# TASK TO CARRY OUT
Copy each line of the records below that has "Resources" in it.

(Data about app and page elements)
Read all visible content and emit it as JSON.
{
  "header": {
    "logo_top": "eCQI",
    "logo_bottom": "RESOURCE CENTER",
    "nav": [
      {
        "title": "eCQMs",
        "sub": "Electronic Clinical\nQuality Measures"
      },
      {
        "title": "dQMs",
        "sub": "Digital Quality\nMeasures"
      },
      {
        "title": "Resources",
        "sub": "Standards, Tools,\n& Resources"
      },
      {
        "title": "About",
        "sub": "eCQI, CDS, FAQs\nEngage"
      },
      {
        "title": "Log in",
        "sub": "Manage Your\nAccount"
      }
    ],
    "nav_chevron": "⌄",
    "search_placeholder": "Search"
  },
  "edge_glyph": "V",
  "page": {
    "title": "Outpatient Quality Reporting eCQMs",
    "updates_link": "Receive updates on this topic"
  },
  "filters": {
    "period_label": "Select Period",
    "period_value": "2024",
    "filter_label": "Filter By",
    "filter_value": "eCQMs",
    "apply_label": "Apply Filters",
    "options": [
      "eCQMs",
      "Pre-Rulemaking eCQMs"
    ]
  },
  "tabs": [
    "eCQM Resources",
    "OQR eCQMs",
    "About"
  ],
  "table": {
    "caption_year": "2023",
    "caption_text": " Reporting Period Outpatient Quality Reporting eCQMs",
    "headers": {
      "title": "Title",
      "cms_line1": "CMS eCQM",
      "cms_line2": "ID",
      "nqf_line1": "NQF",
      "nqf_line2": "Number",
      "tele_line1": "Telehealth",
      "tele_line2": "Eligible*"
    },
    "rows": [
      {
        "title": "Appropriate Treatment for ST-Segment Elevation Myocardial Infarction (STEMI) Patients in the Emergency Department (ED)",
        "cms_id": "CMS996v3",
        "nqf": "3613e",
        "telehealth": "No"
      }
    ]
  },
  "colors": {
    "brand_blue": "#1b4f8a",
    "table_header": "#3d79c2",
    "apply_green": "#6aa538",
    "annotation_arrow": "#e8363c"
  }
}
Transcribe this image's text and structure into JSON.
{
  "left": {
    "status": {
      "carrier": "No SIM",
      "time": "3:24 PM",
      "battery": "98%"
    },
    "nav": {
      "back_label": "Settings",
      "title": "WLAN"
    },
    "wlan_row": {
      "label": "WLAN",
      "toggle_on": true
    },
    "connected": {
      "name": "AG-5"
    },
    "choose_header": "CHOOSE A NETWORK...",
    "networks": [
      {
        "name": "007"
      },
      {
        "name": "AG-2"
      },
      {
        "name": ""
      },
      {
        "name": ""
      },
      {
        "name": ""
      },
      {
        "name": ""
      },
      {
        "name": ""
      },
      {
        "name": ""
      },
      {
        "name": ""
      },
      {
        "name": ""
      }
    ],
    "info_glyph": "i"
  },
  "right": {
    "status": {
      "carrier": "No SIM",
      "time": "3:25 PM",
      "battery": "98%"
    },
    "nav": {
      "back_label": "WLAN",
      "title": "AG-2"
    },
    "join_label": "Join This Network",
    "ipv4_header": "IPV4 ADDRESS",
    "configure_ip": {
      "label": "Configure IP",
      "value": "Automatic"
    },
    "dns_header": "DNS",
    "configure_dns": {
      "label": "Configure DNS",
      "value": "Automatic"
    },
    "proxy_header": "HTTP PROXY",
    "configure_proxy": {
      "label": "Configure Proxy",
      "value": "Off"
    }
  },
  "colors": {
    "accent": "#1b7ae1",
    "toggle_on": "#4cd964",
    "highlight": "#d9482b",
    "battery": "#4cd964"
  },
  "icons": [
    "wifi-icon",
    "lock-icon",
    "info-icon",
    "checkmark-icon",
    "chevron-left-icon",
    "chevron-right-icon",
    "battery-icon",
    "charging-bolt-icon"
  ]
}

# REPLY TO THE TASK
        "title": "Resources",
        "sub": "Standards, Tools,\n& Resources"
    "eCQM Resources",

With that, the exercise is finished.